#### Record extracts

/---

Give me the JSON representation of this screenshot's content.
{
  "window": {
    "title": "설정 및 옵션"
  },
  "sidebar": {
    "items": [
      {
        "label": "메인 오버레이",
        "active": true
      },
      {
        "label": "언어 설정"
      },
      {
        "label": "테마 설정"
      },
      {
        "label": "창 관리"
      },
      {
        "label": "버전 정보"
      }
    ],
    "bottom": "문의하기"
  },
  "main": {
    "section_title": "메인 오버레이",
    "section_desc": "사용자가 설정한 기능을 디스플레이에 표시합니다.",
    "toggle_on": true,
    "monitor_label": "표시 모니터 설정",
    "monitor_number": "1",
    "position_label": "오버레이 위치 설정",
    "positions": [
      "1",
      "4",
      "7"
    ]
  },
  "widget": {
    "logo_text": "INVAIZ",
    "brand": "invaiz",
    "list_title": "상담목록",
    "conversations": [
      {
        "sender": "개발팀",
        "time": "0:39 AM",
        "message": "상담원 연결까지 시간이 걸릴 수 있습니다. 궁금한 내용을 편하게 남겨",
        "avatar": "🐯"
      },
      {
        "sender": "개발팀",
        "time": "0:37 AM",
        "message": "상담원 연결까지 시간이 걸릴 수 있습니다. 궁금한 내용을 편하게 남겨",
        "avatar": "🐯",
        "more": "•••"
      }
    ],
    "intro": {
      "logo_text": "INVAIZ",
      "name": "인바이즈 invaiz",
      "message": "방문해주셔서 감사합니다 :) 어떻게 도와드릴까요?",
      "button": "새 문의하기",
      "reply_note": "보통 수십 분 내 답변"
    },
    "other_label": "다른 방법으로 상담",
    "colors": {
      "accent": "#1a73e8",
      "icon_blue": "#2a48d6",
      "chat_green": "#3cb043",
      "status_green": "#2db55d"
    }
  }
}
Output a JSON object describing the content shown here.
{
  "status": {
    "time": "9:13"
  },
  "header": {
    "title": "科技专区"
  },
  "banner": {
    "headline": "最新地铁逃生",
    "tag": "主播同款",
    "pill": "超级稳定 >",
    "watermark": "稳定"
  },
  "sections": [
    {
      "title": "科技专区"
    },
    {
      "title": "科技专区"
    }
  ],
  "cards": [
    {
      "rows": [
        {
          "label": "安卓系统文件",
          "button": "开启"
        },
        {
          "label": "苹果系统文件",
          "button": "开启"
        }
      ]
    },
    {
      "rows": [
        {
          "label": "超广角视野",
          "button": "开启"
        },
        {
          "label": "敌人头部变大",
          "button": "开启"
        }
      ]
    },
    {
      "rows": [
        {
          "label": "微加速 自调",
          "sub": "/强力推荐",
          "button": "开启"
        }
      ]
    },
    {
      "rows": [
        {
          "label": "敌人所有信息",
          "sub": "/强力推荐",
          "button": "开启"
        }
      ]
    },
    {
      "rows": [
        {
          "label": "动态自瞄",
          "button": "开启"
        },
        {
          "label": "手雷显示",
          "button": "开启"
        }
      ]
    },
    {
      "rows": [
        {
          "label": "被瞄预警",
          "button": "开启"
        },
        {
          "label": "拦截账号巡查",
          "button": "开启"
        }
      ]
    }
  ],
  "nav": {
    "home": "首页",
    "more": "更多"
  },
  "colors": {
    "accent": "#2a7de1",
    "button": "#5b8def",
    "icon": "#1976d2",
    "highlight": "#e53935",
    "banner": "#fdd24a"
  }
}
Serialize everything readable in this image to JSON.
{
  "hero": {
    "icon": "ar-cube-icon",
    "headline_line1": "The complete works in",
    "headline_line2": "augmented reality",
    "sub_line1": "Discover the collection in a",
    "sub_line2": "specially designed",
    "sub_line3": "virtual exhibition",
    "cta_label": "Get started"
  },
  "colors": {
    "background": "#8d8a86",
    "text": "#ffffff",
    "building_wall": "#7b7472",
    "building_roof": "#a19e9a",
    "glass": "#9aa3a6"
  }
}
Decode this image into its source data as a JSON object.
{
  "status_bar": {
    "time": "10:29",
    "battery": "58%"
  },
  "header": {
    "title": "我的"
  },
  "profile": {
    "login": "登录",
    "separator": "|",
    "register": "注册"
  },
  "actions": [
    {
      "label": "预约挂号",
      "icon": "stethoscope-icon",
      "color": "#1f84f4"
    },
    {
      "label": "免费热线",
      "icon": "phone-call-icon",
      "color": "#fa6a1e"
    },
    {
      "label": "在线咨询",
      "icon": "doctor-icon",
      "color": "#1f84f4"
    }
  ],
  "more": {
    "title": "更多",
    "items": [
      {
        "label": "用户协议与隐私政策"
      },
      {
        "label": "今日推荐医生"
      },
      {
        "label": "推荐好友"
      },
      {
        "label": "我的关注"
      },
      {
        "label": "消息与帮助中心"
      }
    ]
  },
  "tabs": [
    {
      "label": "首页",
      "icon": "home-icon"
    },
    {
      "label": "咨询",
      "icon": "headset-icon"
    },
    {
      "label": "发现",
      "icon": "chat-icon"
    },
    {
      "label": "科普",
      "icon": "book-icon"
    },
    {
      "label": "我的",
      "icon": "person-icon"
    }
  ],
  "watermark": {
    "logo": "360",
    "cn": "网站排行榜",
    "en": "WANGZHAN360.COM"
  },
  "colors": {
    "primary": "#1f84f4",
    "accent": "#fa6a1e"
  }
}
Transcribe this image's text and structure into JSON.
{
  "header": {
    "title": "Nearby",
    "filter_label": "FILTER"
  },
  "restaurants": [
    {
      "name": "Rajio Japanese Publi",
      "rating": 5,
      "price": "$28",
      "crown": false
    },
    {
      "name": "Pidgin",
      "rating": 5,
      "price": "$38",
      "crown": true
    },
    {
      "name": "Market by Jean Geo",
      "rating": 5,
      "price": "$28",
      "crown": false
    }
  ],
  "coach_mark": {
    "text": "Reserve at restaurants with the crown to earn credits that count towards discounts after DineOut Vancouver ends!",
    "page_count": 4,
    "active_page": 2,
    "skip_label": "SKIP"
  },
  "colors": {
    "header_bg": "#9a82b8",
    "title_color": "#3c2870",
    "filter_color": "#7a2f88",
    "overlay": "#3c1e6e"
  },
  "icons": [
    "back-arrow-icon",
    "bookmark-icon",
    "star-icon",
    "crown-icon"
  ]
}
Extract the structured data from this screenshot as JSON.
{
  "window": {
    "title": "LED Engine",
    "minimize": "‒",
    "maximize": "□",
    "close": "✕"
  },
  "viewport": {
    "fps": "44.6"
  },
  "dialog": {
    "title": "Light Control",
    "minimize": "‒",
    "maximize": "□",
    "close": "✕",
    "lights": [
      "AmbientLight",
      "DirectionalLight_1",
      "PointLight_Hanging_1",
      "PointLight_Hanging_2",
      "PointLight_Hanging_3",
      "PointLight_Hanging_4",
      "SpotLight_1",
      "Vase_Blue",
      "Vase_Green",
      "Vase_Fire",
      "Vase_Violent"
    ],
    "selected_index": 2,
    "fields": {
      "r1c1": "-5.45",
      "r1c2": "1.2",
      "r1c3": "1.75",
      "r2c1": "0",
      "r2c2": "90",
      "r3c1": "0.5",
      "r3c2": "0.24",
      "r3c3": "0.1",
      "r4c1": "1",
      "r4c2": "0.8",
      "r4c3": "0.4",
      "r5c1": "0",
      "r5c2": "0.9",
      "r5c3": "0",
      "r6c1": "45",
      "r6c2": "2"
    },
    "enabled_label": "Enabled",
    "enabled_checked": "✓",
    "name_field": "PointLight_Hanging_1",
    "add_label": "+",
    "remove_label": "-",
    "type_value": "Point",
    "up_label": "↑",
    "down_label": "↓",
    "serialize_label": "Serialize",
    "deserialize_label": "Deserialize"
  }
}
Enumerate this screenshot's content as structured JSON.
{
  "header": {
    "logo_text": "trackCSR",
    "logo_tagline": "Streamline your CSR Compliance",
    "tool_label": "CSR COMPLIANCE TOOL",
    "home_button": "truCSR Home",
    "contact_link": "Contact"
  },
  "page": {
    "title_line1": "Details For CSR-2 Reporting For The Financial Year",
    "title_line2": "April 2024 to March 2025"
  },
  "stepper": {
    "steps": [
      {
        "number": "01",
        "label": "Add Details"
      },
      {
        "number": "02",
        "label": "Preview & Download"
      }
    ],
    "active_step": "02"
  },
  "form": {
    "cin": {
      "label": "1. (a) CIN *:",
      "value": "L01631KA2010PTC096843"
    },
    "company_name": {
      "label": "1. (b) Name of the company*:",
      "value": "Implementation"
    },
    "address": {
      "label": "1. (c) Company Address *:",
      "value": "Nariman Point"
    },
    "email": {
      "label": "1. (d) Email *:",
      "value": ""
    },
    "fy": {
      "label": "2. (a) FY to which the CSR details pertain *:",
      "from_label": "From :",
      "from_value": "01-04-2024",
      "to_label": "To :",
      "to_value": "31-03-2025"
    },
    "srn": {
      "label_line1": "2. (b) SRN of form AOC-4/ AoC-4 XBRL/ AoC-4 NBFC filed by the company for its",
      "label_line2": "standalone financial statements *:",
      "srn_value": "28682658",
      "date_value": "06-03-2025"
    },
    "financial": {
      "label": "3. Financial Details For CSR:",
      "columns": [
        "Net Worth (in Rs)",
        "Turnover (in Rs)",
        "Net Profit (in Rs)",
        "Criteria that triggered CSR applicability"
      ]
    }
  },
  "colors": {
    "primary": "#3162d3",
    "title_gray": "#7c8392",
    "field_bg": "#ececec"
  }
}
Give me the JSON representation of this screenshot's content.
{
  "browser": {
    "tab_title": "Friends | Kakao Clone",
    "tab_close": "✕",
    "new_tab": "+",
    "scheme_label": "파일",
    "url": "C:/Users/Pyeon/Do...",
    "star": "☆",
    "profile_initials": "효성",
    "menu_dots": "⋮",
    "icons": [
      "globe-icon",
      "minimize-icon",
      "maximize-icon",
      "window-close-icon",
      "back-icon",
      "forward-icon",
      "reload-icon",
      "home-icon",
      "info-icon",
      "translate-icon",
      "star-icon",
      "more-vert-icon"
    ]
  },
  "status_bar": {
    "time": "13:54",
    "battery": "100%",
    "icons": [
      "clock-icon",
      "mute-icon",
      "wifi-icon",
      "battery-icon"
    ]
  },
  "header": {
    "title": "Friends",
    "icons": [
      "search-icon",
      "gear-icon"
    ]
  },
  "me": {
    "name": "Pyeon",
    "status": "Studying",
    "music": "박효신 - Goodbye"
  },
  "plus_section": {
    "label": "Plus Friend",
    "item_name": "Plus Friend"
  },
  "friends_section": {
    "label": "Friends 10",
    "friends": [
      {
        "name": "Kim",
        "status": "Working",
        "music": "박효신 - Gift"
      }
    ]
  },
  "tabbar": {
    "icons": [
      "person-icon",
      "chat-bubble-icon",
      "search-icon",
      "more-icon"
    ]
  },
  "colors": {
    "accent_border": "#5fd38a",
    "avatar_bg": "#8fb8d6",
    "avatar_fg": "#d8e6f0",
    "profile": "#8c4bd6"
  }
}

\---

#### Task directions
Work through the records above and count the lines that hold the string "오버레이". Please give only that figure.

#### Finished task
3